The East Central Independent School District will be delivering free lunches to students Monday through Friday. Visit their website for more information.
This institution is an equal Opportunity provider and employer. If you wish to file a Civil Rights program complaint of discrimination, complete the USDA Program Discrimination Complaint Form, found on line at http://www.ascr.usda.gov/complaint_filing_cust.html, or at any USDA office, or call (866) 632-9992 to request the form. You may also write a letter containing all of the information requested in the form. Send your completed complaint form or letter to us by mail at U.S. Department of Agriculture, Director, Office of Adjudication, 1400 Independence Avenue, S.W., Washington, D.C. 20250-9410, by fax (202) 690-7442, or email at email@example.com
A message from the City Administrator
The City of Elmendorf is a small community in the southeast corner of Bexar County, Texas. Originally, we were a rail town, started in 1885 as a stop on the San Antonio & Aransas Pass Railroad. It is a community of diverse cultures and citizens with diverse ideas but a single-mindedness for growth.
Since 2004, the City of Elmendorf has been actively organizing itself for the future. When the Eagleford Shale began being noticed, particularly southeast of us in Karnes County, we knew it was only a matter of time before our community began feeling the effects of the massive Texas oil boom.
Slowly, we began putting in place ordinances and regulations that would strategically make growth easier to occur. When the 2010 census numbers came out, we found that the stagnancy of the past 60 years (we were consistently in the 600 population range) had come to an end and our population had increased by 120% in only 10 years. Our population now stands at just under 1500 citizens. These new numbers give us an opportunity to grow even more under the statutes outlined in the Texas Local Government Code, giving us more authority over annexation and thus more authority over our own future.
Today and throughout the next few years are exciting times for our city. New home developments are coming to the area with builders/developers like Flagship homes, who plan adding roughly 200+ homes in the Homewood Place subdivision over the next 5 years. Industry is also coming to town with the Alamo Junction Rail Park, a master planned industrial park on 400+ acres that will house a variety of manufacturing and industrial businesses that will generate an estimated 500 new jobs in the community over the next 3-4 years.
With more homes, businesses and jobs we look forward to becoming more attractive to commercial growth and hopefully adding restaurants and service establishments within the city limits in the near future. While we have building regulations and codes to protect the current residents and their property values, we have streamlined those regulations and procedures to be much easier to work with than the “big towns”. By eliminating red tape, we can shave months of waiting time from potential businesses and give them the tools to get their new ventures off the ground so much quicker.
With this growth comes big responsibility. We are continuing to work with agencies like TXDOT to ensure than the highways running through our town are safe.
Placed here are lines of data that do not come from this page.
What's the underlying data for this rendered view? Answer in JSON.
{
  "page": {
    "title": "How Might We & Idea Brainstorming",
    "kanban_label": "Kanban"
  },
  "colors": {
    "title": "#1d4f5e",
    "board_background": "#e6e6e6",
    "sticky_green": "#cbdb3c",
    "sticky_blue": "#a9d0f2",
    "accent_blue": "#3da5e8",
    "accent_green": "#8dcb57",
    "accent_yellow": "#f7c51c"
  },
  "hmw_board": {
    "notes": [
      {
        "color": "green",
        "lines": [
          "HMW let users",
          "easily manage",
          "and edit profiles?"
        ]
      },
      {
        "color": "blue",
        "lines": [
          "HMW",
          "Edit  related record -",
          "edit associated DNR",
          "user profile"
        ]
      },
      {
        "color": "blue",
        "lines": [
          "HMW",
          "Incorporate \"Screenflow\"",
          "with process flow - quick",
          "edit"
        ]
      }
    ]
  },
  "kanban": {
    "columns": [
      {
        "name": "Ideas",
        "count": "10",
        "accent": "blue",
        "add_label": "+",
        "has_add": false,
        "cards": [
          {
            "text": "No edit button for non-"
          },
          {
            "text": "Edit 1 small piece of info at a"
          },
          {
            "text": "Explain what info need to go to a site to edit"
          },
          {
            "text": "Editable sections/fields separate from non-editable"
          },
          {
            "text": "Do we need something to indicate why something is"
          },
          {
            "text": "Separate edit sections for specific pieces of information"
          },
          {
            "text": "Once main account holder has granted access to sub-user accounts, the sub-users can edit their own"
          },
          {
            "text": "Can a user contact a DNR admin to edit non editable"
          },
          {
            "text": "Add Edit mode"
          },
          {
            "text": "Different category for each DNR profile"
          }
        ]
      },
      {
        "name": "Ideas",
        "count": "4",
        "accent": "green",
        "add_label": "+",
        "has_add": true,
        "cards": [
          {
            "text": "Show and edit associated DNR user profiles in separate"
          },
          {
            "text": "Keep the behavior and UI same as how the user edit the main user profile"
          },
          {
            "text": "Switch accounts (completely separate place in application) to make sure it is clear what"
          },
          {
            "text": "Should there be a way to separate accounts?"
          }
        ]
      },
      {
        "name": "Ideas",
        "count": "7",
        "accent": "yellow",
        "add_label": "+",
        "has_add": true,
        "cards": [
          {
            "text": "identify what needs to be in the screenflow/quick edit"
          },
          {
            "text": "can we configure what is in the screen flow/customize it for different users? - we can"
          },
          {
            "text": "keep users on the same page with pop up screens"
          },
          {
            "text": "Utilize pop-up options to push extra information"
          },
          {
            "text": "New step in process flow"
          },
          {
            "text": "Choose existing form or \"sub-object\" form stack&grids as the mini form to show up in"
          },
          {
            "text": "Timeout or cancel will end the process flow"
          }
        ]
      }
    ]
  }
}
We continue to work with City Public Service to ensure that our streets are lit up at night and agencies like Bexar County CDBG who assist us with drainage and road paving issues.
We were once a railroad town and we are so again. However, we are now so much more and look forward to a bright future serving the community we love.